Island Conditions as of 5/16/13
The snow is gradually leaving and the inland lakes are opening up. South facing slopes are 25% or less snow covered, while north facing slopes are starting to see more bare ground. As conditions improve standing water will be common. More »
Balsam fir, white spruce, paper birch, aspen, and mountain ash are typical boreal forest trees that grow along Isle Royale's rugged shoreline. Here, Lake Superior creates cool, moist conditions which favor boreal forest. In contrast, the warmer/drier conditions and deeper soils found in the interior of the island near its western end support an extensive forest of Northern hardwoods. There, autumn hikers along the Greenstone Ridge Trail shuffle through colorful leaves fallen from sugar maples and yellow birches, the two tree species that dominate this forest type. In fact, one location on this part of the island, Sugar Mountain, was once home to an Ojibwe maple sugaring camp in the 1840's. Nearby Red Oak Ridge is a reminder that northern red oak trees also make the western, interior part of the island their home.
In the island's low areas, visitors walk on boardwalks through swamp forests of northern white cedar, black spruce, tamarack, red maple, and black ash. Three species of pine trees (jack, red, and white) prefer drier feet and are limited to the island's rockier, more open sites.
Did You Know?
Isle Royale’s inland lakes are home to an amazing diversity of invertebrates.
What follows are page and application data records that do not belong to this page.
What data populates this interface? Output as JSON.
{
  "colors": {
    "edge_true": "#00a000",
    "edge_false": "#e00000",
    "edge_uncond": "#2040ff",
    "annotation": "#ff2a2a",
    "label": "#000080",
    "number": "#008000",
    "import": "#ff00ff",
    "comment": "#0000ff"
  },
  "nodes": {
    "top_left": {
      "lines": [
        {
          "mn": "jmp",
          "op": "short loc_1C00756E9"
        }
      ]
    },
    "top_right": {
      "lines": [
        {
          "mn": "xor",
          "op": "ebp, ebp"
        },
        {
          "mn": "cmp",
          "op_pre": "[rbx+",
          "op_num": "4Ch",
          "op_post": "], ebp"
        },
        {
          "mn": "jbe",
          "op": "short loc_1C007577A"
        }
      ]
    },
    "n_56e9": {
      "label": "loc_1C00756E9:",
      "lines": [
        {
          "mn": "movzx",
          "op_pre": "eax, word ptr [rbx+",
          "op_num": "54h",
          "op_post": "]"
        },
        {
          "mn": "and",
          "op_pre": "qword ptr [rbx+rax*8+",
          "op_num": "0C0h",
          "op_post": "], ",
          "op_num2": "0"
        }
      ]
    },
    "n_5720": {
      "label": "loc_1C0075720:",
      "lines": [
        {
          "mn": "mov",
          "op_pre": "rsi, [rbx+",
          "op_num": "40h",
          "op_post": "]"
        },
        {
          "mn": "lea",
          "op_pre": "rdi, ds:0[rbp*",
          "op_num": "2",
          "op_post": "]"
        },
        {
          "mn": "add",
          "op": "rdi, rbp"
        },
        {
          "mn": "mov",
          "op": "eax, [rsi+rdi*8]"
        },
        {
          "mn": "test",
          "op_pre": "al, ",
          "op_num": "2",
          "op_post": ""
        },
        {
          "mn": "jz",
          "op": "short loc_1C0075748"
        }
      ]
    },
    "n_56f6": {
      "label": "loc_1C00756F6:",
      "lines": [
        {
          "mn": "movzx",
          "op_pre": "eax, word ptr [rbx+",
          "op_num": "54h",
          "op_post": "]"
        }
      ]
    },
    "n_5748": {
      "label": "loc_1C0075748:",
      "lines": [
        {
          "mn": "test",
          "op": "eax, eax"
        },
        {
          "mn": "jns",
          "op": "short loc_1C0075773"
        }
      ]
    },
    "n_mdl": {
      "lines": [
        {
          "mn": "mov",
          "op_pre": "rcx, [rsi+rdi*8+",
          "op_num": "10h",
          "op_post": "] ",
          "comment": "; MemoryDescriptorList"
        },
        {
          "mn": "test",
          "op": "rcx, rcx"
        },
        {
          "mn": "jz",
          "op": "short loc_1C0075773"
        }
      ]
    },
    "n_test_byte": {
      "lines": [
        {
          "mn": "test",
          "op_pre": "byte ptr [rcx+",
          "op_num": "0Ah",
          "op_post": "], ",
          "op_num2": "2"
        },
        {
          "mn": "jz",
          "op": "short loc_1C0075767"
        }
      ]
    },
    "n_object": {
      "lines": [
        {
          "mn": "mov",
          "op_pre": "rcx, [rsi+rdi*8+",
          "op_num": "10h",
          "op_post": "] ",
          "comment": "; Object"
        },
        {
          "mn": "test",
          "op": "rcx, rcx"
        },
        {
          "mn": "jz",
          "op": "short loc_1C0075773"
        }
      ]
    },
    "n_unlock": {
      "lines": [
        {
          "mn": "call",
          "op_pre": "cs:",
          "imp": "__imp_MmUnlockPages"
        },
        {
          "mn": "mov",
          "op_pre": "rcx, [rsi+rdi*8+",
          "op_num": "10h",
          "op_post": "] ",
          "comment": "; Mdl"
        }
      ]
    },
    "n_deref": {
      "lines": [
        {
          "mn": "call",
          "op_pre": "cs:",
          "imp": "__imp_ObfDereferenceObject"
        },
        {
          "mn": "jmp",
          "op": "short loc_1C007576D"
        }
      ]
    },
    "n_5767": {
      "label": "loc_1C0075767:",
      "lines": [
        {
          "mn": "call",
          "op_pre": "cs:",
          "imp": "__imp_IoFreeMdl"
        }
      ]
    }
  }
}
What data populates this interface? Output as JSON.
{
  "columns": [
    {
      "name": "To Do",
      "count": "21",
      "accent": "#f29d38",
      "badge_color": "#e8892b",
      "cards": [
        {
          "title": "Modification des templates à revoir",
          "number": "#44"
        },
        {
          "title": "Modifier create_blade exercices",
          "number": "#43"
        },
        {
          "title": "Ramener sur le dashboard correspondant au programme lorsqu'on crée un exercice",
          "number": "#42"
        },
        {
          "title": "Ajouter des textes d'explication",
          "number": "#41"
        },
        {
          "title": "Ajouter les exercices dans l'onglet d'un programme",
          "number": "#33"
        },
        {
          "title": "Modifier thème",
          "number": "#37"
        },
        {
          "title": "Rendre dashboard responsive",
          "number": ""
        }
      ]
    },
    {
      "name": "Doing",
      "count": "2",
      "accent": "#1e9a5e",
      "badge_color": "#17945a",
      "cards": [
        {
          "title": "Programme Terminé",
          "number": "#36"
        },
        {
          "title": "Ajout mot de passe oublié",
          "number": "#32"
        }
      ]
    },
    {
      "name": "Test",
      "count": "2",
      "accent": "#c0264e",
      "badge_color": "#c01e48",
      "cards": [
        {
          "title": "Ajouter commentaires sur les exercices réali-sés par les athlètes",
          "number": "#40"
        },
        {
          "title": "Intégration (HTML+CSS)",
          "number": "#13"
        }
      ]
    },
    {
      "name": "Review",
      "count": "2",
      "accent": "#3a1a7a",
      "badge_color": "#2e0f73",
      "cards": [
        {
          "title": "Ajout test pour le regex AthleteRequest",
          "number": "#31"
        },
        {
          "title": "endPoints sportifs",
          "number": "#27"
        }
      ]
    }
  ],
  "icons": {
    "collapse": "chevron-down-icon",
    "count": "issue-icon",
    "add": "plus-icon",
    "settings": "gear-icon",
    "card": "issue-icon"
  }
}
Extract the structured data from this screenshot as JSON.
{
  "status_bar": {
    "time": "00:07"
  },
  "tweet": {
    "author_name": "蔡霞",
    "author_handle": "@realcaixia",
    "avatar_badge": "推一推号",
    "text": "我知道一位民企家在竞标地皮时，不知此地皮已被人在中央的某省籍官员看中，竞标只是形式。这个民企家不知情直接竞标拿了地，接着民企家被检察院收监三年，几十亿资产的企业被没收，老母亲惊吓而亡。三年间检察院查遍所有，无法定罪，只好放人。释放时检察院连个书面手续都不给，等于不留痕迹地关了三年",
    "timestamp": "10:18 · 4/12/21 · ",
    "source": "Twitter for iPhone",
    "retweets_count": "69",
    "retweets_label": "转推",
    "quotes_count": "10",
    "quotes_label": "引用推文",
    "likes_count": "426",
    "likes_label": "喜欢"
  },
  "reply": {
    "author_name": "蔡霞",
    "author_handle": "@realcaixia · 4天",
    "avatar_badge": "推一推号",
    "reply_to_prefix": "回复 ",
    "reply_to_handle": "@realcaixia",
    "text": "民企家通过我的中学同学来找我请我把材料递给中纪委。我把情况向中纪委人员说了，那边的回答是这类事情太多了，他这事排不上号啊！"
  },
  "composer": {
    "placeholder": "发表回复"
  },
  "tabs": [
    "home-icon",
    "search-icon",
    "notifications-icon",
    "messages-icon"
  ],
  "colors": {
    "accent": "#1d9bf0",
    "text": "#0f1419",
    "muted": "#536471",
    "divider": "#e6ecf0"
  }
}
Freshwater clams, sponges, bryozoans, snails, and insects exist in an abundance of forms and in huge sizes not seen since the late 1800’s.